In August 2007, when Giuliani was in the middle of a year-long, mostly uncontested stint at the top of Republican presidential primary polls, Mitt Romney, then in fourth place, started attacking him. "If you look at lists compiled on websites of sanctuary cities, New York is at the top of the list when Mayor Giuliani was mayor," the former Massachusetts governor said at the time. "He instructed city workers not to provide information to the federal government that would allow them to enforce the law."
Romney kept hammering away at the sanctuary charge throughout that fall. By the end of 2007, Romney had caught up to Giuliani-who would exit the race the following month—and was setting his sights on emerging front-runner Sen. John McCain (R–Ariz.). "McCain pushed to let every illegal immigrant stay here permanently," a December Romney ad charged, with questionable accuracy. "Even voted to allow illegals to collect Social Security."
McCain would survive the onslaught, but only just. The senator's campaign had nearly imploded in July 2007 over his previous lead role in co-sponsoring comprehensive immigration reform, and it was only after blatantly reversing himself on that and other immigration-related positions that McCain ended up in the GOP pole position usually reserved for the previous cycle's runner-up. The lesson was not lost on 2008 runner-up Romney: To compete in a GOP primary it's best to pander hard to the anti-illegal-immigration sentiment among the conservative base.

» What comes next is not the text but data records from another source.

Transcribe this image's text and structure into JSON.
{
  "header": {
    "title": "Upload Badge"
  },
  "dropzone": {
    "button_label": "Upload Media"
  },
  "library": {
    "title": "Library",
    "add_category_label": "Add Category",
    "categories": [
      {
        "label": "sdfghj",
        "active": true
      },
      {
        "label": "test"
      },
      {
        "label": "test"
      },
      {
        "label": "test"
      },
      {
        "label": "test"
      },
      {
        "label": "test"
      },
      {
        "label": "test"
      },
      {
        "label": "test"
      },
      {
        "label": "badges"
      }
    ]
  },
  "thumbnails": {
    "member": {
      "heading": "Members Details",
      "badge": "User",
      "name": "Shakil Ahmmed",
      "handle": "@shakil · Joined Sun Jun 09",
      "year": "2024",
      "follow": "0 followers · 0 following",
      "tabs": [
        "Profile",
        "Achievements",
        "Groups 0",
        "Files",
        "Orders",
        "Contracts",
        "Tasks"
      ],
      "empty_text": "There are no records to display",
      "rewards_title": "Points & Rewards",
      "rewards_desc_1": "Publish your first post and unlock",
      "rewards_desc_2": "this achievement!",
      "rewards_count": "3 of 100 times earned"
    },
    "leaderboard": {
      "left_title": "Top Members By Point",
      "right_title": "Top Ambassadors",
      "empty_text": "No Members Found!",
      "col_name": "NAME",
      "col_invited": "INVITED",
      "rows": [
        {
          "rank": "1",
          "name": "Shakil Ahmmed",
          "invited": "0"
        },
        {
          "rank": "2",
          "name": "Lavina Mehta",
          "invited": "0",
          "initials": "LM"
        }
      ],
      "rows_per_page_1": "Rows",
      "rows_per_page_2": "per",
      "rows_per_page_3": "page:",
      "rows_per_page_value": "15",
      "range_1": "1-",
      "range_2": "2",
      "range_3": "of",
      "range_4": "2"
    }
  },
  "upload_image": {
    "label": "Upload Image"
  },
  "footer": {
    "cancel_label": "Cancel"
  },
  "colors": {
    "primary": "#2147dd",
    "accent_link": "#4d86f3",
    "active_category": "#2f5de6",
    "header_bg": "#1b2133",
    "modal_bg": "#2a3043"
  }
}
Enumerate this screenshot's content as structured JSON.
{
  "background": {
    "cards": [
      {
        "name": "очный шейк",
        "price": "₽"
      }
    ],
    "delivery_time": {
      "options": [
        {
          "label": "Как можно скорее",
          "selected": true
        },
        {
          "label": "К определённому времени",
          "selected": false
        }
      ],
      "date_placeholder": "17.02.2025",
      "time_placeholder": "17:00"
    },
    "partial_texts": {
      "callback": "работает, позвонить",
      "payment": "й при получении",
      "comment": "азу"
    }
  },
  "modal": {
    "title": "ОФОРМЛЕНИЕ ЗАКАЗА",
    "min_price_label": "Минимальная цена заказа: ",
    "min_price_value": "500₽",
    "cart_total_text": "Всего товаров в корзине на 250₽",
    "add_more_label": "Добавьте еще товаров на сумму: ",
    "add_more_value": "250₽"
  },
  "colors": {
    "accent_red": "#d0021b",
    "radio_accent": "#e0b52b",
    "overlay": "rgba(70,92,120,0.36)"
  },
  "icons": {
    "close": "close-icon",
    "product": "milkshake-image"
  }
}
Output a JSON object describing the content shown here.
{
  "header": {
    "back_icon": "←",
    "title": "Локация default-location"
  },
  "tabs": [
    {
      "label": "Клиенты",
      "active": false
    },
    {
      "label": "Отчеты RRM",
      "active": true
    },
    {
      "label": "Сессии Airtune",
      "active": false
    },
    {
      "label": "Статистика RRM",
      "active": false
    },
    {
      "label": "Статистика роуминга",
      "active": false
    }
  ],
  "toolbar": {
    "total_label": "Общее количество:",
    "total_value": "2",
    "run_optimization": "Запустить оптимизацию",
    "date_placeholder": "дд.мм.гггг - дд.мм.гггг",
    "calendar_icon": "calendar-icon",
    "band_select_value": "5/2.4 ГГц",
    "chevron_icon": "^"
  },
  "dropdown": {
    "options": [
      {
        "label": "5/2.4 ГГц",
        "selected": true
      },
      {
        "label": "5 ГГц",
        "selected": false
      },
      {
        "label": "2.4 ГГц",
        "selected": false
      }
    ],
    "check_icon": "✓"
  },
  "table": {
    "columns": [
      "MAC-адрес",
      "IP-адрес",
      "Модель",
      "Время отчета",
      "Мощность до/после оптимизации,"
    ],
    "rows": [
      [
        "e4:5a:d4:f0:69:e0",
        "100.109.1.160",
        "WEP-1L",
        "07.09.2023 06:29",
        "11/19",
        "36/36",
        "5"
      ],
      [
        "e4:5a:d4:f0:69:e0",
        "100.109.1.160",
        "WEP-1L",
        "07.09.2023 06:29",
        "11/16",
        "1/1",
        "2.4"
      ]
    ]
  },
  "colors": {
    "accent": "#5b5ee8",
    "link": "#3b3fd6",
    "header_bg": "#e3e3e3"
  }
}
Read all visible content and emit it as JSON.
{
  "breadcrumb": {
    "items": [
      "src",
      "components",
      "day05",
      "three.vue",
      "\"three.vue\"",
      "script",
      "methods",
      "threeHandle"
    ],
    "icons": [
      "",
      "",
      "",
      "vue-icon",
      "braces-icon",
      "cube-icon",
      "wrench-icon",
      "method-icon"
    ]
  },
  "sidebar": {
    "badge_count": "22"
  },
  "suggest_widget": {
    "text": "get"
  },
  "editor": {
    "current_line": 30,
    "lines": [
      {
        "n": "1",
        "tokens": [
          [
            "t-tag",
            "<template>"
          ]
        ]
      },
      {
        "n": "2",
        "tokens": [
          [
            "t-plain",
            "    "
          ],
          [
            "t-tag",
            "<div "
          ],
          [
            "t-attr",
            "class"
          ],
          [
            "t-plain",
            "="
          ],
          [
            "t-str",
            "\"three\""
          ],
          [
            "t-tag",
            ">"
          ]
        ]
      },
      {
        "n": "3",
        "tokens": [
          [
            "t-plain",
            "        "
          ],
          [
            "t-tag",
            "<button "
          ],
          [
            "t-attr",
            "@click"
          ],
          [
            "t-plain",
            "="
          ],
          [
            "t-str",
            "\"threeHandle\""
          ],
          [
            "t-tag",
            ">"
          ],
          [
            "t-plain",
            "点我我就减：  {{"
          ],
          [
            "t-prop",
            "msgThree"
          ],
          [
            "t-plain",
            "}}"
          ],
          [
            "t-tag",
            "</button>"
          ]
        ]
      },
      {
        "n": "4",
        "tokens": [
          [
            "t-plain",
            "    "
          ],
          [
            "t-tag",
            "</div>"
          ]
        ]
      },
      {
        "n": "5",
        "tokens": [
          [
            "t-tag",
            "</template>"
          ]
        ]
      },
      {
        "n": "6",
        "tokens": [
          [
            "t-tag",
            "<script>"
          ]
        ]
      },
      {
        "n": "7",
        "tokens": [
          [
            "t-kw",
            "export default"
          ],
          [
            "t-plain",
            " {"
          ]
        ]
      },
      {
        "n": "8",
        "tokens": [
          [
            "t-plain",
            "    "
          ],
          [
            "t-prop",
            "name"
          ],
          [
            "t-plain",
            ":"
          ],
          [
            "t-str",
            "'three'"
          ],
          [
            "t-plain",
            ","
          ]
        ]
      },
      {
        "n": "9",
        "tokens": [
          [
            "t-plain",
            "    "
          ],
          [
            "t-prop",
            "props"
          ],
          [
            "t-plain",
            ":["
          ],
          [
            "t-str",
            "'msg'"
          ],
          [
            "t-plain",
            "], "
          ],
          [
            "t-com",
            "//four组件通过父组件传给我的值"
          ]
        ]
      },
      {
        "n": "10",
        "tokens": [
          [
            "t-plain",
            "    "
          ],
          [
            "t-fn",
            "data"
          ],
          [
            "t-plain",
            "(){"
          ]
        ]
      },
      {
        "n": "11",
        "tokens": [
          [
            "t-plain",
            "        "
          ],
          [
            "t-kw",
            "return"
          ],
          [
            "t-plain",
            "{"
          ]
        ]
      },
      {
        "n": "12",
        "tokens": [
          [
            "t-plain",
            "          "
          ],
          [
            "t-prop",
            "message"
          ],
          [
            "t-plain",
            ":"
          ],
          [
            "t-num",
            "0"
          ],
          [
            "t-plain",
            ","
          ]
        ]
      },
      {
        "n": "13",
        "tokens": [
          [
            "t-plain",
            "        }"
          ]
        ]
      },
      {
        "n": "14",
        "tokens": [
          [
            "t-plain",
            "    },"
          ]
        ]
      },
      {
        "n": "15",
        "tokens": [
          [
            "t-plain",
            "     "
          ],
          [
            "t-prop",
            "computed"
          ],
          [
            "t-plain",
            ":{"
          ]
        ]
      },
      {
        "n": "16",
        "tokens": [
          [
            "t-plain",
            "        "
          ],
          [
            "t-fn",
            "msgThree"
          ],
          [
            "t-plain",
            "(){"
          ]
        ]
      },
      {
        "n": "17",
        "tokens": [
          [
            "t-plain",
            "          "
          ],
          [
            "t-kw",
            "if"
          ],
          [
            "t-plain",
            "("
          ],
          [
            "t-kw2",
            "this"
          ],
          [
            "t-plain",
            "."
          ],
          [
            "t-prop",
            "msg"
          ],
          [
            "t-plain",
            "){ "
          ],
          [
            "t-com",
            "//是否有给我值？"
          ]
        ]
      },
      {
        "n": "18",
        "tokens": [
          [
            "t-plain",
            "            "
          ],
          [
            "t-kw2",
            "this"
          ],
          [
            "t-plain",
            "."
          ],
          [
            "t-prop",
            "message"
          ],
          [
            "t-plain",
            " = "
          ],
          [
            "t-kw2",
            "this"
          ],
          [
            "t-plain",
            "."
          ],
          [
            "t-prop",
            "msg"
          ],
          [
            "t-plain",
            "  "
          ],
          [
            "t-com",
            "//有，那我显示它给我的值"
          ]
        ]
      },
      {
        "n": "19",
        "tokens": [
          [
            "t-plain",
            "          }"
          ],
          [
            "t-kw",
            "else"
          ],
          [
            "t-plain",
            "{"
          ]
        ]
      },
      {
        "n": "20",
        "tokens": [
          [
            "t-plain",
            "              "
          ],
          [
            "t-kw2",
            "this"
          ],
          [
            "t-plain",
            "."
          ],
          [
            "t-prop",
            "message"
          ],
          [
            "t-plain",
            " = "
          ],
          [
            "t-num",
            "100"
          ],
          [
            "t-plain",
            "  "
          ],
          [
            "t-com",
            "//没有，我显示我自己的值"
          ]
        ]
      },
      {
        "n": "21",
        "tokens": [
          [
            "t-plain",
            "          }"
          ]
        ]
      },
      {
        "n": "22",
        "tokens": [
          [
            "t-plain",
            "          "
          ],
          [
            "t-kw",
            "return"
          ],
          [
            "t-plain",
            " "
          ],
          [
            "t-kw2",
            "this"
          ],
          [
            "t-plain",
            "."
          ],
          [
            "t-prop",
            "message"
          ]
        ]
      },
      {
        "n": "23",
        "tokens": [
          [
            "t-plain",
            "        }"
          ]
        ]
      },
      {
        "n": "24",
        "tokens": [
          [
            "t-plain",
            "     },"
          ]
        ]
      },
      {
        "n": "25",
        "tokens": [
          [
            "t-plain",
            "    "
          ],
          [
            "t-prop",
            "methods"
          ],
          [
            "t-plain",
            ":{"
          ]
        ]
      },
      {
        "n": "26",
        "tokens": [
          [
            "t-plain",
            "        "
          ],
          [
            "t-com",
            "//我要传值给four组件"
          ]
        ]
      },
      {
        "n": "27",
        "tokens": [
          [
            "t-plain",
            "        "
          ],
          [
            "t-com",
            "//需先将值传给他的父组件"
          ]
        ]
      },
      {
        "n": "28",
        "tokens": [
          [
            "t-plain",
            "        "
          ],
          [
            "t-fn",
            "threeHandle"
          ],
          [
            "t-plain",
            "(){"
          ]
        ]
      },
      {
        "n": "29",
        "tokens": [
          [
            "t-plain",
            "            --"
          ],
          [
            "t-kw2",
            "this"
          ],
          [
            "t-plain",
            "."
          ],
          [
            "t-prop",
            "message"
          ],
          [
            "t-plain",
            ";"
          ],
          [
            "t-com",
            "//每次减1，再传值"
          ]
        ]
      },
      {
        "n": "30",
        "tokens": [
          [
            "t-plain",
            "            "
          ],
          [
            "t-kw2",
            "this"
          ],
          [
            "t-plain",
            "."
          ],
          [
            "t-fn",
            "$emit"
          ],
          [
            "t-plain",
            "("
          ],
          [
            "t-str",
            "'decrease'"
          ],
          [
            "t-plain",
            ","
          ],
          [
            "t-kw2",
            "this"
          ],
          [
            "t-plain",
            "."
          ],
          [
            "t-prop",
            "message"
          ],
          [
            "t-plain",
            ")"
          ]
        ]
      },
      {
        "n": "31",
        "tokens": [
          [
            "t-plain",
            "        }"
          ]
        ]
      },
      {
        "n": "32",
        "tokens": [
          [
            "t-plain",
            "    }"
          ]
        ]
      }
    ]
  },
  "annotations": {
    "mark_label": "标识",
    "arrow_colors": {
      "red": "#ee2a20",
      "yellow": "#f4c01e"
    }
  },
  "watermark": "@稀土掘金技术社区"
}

Four years later, Romney, who as governor in 2005-2006 endorsed the comprehensive reform packages championed by McCain and then-President Bush, was determined to wage the 2012 primary as the biggest immigration hawk in the field. When Texas Gov. Rick Perry opened up a polling lead in the summer of 2011, Romney repeatedly hammered him for creating a "magnet for illegal immigration" by allowing in-state tuition for illegals at Texas universities. With Perry thus dispatched, Romney out-hawked Newt Gingrich by calling for policies that would lead people to "self-deport." A wound-licking Gingrich later complained that "as a party, we simply cannot continue with immigration rhetoric that in 2012 became catastrophic-in large part because it was not grounded in reality." Yet by May 2016, Gingrich, too, had endorsed Trump.
This kind of naked political cynicism isn't unique to Gingrich, Romney, Giuliani, or even Perry (yes, the guy who once told his immigration-bashing competitors "I don't think you have a heart" has also boarded the Trump Train). As long as there's a conservative market for it—and a market left for conservatism—authoritarian and unattainable anti-immigration politics will be with us long after Trump has gone away.
This article originally appeared in print under the headline "Immigration Authoritarianism".